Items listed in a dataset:
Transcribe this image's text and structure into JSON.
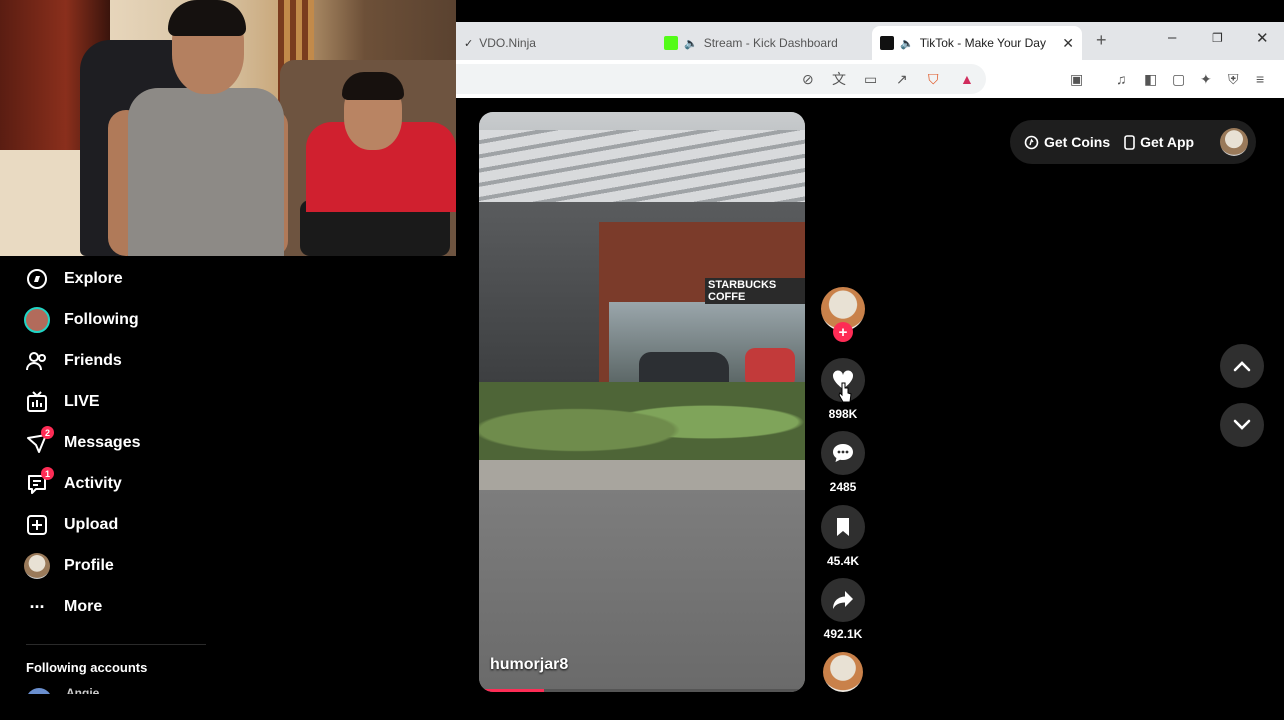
{
  "browser": {
    "tabs": [
      {
        "label": "VDO.Ninja",
        "active": false
      },
      {
        "label": "Stream - Kick Dashboard",
        "active": false
      },
      {
        "label": "TikTok - Make Your Day",
        "active": true
      }
    ],
    "new_tab_label": "+",
    "window_controls": {
      "minimize": "–",
      "restore": "❐",
      "close": "✕"
    }
  },
  "header": {
    "get_coins_label": "Get Coins",
    "get_app_label": "Get App"
  },
  "sidebar": {
    "items": [
      {
        "label": "Explore",
        "icon": "compass-icon"
      },
      {
        "label": "Following",
        "icon": "avatar"
      },
      {
        "label": "Friends",
        "icon": "friends-icon"
      },
      {
        "label": "LIVE",
        "icon": "live-icon"
      },
      {
        "label": "Messages",
        "icon": "messages-icon",
        "badge": "2"
      },
      {
        "label": "Activity",
        "icon": "activity-icon",
        "badge": "1"
      },
      {
        "label": "Upload",
        "icon": "upload-icon"
      },
      {
        "label": "Profile",
        "icon": "avatar"
      },
      {
        "label": "More",
        "icon": "more-icon"
      }
    ],
    "following_header": "Following accounts",
    "following_first": "Angie"
  },
  "video": {
    "username": "humorjar8",
    "store_sign": "STARBUCKS COFFE",
    "progress": 0.2
  },
  "actions": {
    "likes": "898K",
    "comments": "2485",
    "saves": "45.4K",
    "shares": "492.1K",
    "follow_label": "+"
  },
  "colors": {
    "accent": "#fe2c55",
    "background": "#000000",
    "action_circle": "#2f2f2f"
  }
}
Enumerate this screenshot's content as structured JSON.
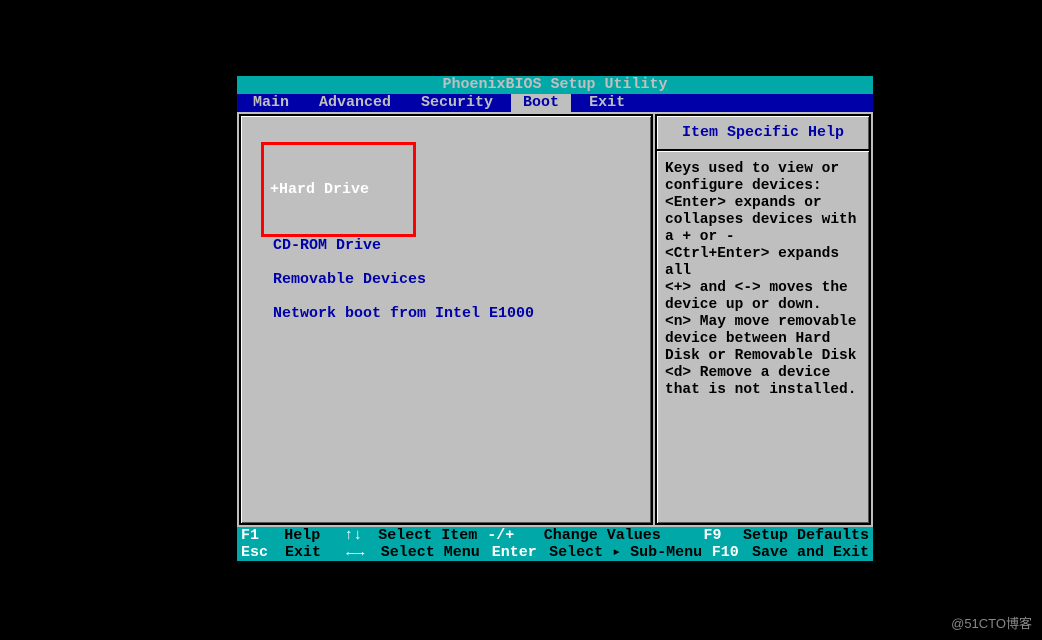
{
  "title": "PhoenixBIOS Setup Utility",
  "menu": {
    "items": [
      {
        "label": "Main"
      },
      {
        "label": "Advanced"
      },
      {
        "label": "Security"
      },
      {
        "label": "Boot",
        "active": true
      },
      {
        "label": "Exit"
      }
    ]
  },
  "boot": {
    "items": [
      {
        "label": "+Hard Drive",
        "selected": true
      },
      {
        "label": "CD-ROM Drive"
      },
      {
        "label": "Removable Devices"
      },
      {
        "label": "Network boot from Intel E1000"
      }
    ]
  },
  "help": {
    "title": "Item Specific Help",
    "body": "Keys used to view or\nconfigure devices:\n<Enter> expands or\ncollapses devices with\na + or -\n<Ctrl+Enter> expands\nall\n<+> and <-> moves the\ndevice up or down.\n<n> May move removable\ndevice between Hard\nDisk or Removable Disk\n<d> Remove a device\nthat is not installed."
  },
  "footer": {
    "row1": {
      "k1": "F1",
      "l1": "Help",
      "k2": "↑↓",
      "l2": "Select Item",
      "k3": "-/+",
      "l3": "Change Values",
      "k4": "F9",
      "l4": "Setup Defaults"
    },
    "row2": {
      "k1": "Esc",
      "l1": "Exit",
      "k2": "←→",
      "l2": "Select Menu",
      "k3": "Enter",
      "l3": "Select ▸ Sub-Menu",
      "k4": "F10",
      "l4": "Save and Exit"
    }
  },
  "watermark": "@51CTO博客"
}
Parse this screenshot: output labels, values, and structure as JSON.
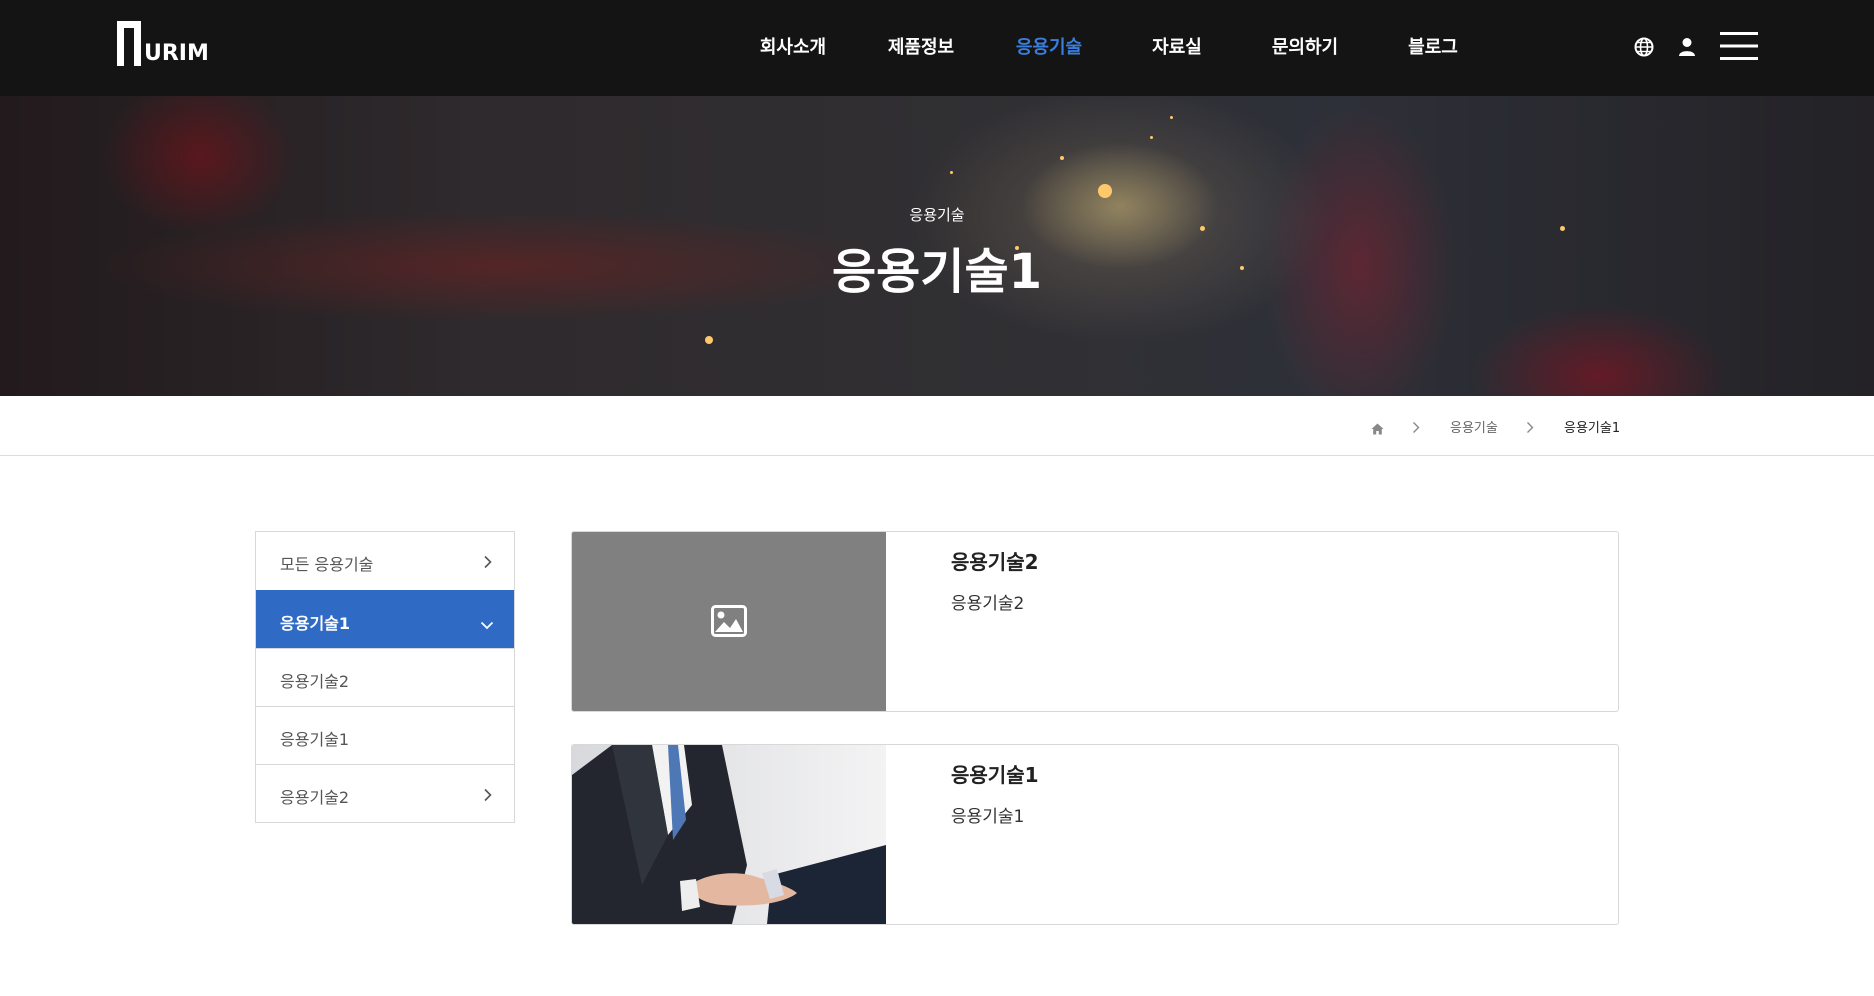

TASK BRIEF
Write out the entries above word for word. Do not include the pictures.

YOUR RESPONSE
Transcribe this image's text and structure into JSON.
{
  "browser": {
    "tabs": [
      {
        "label": "VDO.Ninja",
        "active": false
      },
      {
        "label": "Stream - Kick Dashboard",
        "active": false
      },
      {
        "label": "TikTok - Make Your Day",
        "active": true
      }
    ],
    "new_tab_label": "+",
    "window_controls": {
      "minimize": "–",
      "restore": "❐",
      "close": "✕"
    }
  },
  "header": {
    "get_coins_label": "Get Coins",
    "get_app_label": "Get App"
  },
  "sidebar": {
    "items": [
      {
        "label": "Explore",
        "icon": "compass-icon"
      },
      {
        "label": "Following",
        "icon": "avatar"
      },
      {
        "label": "Friends",
        "icon": "friends-icon"
      },
      {
        "label": "LIVE",
        "icon": "live-icon"
      },
      {
        "label": "Messages",
        "icon": "messages-icon",
        "badge": "2"
      },
      {
        "label": "Activity",
        "icon": "activity-icon",
        "badge": "1"
      },
      {
        "label": "Upload",
        "icon": "upload-icon"
      },
      {
        "label": "Profile",
        "icon": "avatar"
      },
      {
        "label": "More",
        "icon": "more-icon"
      }
    ],
    "following_header": "Following accounts",
    "following_first": "Angie"
  },
  "video": {
    "username": "humorjar8",
    "store_sign": "STARBUCKS COFFE",
    "progress": 0.2
  },
  "actions": {
    "likes": "898K",
    "comments": "2485",
    "saves": "45.4K",
    "shares": "492.1K",
    "follow_label": "+"
  },
  "colors": {
    "accent": "#fe2c55",
    "background": "#000000",
    "action_circle": "#2f2f2f"
  }
}
Enumerate this screenshot's content as structured JSON.
{
  "title": "PhoenixBIOS Setup Utility",
  "menu": {
    "items": [
      {
        "label": "Main"
      },
      {
        "label": "Advanced"
      },
      {
        "label": "Security"
      },
      {
        "label": "Boot",
        "active": true
      },
      {
        "label": "Exit"
      }
    ]
  },
  "boot": {
    "items": [
      {
        "label": "+Hard Drive",
        "selected": true
      },
      {
        "label": "CD-ROM Drive"
      },
      {
        "label": "Removable Devices"
      },
      {
        "label": "Network boot from Intel E1000"
      }
    ]
  },
  "help": {
    "title": "Item Specific Help",
    "body": "Keys used to view or\nconfigure devices:\n<Enter> expands or\ncollapses devices with\na + or -\n<Ctrl+Enter> expands\nall\n<+> and <-> moves the\ndevice up or down.\n<n> May move removable\ndevice between Hard\nDisk or Removable Disk\n<d> Remove a device\nthat is not installed."
  },
  "footer": {
    "row1": {
      "k1": "F1",
      "l1": "Help",
      "k2": "↑↓",
      "l2": "Select Item",
      "k3": "-/+",
      "l3": "Change Values",
      "k4": "F9",
      "l4": "Setup Defaults"
    },
    "row2": {
      "k1": "Esc",
      "l1": "Exit",
      "k2": "←→",
      "l2": "Select Menu",
      "k3": "Enter",
      "l3": "Select ▸ Sub-Menu",
      "k4": "F10",
      "l4": "Save and Exit"
    }
  },
  "watermark": "@51CTO博客"
}
Parse this screenshot: output labels, values, and structure as JSON.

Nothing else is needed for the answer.